Being a band we have had a close ear on for a handful of years now, we can suggest that the Scout Killers sound has now all grown up as it fuels one sizeable treat in the shape of their new EP. Deception offers four tracks of infectious alternative rock with a snarl in their heart and imagination in their nature. It is easily the UK quintet’s most striking and accomplished proposal yet and the moment far bigger spotlights could wake up to their presence.

Previous single Rip Me Apart hinted at a coming of age of their sound last year but now is shown to have been just another step in the growth bursting out within Deception. Since emerging in 2009, Scout Killers has become an established and eagerly supported presence within the British underground scene. Nudging attention with their debut EP We Cage The Storm and making a stronger impact with their self-titled first album, the Bath based outfit has increasingly blossomed in creativity and reputation as a live proposition, sharing stages with the likes of Fearless Vampire Killers, The Computers, F.O.E.S, and No Devotion among many, and through further releases like the Stand Your Ground EP of 2014 and the previously mentioned impressive single.

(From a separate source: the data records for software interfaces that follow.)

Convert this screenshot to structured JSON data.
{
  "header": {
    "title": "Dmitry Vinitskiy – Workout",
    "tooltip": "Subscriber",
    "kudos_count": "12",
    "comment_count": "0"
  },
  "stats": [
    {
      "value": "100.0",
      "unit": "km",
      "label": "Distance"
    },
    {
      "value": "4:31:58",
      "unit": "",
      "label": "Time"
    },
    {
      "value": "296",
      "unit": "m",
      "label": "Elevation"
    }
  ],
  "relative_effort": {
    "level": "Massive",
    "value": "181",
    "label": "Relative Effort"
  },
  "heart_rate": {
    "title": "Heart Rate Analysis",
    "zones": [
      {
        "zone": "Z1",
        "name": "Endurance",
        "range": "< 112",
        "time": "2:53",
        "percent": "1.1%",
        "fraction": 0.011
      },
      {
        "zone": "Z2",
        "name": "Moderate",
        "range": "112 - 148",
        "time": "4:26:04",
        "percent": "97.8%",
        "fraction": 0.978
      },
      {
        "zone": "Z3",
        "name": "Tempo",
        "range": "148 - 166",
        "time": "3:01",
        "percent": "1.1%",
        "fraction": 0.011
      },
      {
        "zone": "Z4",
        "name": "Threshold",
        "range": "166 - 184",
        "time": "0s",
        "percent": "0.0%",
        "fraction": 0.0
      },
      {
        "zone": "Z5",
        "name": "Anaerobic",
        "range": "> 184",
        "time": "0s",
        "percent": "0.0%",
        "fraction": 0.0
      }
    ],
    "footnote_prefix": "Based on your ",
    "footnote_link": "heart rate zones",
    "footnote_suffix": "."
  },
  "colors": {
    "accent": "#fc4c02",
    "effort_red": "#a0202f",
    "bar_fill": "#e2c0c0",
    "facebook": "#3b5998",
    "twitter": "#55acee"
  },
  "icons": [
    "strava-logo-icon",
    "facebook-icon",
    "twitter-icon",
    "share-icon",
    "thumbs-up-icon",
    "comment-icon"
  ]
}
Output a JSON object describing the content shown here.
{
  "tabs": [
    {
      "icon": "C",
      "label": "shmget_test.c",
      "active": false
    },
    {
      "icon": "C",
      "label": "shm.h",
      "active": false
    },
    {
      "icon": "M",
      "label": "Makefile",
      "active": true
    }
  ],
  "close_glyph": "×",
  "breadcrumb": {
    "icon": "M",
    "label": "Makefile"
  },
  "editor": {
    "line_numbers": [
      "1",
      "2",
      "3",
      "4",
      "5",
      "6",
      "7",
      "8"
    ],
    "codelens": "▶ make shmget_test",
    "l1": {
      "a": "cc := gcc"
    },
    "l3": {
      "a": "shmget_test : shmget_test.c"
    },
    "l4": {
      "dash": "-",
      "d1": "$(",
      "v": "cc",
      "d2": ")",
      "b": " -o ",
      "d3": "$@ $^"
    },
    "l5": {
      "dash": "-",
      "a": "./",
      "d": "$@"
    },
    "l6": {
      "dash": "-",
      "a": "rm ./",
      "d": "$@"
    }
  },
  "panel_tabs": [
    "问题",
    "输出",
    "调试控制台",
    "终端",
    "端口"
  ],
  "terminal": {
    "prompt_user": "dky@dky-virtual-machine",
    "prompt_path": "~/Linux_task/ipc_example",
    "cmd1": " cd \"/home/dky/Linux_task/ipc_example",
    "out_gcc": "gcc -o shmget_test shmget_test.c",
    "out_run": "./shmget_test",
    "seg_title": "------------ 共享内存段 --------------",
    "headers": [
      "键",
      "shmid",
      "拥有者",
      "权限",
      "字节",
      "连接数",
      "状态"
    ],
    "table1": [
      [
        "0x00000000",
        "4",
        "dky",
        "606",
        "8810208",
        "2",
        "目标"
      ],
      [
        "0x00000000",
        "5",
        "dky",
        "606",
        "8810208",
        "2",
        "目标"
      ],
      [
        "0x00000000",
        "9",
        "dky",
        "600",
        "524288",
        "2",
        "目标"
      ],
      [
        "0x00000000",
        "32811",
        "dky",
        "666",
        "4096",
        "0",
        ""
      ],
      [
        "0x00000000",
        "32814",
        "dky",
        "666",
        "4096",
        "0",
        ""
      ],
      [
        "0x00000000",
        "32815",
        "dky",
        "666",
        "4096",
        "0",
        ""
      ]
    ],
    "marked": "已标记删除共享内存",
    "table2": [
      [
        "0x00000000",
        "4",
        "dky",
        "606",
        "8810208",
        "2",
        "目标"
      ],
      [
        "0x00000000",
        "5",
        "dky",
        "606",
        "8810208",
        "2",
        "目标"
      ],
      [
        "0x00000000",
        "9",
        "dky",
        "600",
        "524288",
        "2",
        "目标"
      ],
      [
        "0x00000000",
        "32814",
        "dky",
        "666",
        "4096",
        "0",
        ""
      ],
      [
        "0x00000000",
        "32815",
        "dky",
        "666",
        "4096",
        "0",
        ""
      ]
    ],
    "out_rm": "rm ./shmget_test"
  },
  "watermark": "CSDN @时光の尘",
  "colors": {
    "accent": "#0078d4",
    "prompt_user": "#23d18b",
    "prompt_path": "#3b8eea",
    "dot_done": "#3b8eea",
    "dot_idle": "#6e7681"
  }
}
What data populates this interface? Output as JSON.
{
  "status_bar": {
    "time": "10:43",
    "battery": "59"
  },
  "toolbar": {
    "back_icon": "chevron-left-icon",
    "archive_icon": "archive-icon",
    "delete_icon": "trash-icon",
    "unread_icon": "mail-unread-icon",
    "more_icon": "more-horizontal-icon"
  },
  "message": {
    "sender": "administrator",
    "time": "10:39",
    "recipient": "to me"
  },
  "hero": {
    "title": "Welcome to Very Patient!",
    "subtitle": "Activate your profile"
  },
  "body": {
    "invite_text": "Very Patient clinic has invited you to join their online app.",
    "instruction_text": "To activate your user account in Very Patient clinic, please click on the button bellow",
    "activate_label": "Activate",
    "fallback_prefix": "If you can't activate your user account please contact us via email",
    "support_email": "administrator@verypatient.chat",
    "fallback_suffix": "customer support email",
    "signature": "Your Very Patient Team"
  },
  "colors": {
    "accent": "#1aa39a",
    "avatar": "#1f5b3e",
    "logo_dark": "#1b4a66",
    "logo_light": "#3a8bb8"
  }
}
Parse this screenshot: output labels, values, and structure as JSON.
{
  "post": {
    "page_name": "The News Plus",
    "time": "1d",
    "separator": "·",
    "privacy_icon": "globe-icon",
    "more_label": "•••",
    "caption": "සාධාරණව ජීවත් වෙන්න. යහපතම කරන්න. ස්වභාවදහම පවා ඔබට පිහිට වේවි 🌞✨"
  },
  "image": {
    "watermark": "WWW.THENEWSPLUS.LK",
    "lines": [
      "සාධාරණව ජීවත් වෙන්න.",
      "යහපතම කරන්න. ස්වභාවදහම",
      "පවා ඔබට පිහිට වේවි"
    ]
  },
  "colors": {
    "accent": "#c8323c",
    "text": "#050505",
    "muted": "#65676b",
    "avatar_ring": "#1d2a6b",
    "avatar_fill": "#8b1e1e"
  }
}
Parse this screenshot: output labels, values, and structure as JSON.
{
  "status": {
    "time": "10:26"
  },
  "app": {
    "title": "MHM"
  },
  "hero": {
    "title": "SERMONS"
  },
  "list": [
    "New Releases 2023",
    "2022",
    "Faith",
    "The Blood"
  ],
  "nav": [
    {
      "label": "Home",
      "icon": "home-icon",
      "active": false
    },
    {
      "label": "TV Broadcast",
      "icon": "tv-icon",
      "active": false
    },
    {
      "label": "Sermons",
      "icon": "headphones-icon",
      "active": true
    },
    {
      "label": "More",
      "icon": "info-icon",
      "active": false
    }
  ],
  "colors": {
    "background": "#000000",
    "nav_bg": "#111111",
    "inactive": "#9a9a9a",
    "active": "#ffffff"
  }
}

Deception takes things to a whole new ball park on all levels, the release quickly gripping ears and stirring the imagination with opener Freak Show. A lone guitar melody winds itself around ears first, soon being joined by the rousing tones of vocalist Scott Cox and the imposing yet inviting beats of Chris Phillips. There is instant muscle in the rising sound of the song, tension in its vocal and sonic drama, all bound in an infectiousness which fuels the attack of the forceful web of sound. The dark hues of Tom Graham-Hibbs’ bass are a throbbing grounding to the fiery textures cast by guitarists Beau Stevens and Julien Morrez, the union of the five a theatre of craft and imagination.

The seriously impressing start is followed by the mellower air of Keep Telling Me Lies though it too has a tempestuous edge with gives bite to its riffs and emotion. Bouncy rhythms temper the melancholic hue of melodies, bass and vocals bringing their individual shadows to the plaintive voice of the song. A Pearl Jam meets Alter Bridge washes over ears though as its predecessor, the track emerges as something distinct to Scout Killers, an individuality which has also come alive more dramatically with the EP.

Let It All Go hits the plateau of the opener, melodies and rhythms coming together for a suggestive start which soon becomes a more imposing proposal as Cox’s vocals once more grip attention with some superb backing from others within the band. A slice of meaty rock ‘n’ roll with a controlled attack which adds to its weight, the song truly hits the spot before You Have It All brings things to an equally heady conclusion. The final track flirts with ears initially, a guitar teasing and coaxing before being quickly joined by the rapier swings of Phillips and the growling bait of Graham-Hibbs’ bass. As catchy as it is an intensive roar, the song twists and turns with a resourceful fluidity and craft, leaving on a senses scorching stomp of a finale which demands a swift dive back into the EP’s depths.

Like many others, we have has a soft spot for Scout Killers though after Deception it has just become a touch lustier, the EP a wake-up call for national attention and beyond.

The Deception EP is out across most online stores July 7th

http://www.scoutkillers.com/    https://www.facebook.com/scoutkillers/    https://twitter.com/scoutkillers

Pete RingMaster 05/07/2017

Copyright RingMaster: MyFreeCopyright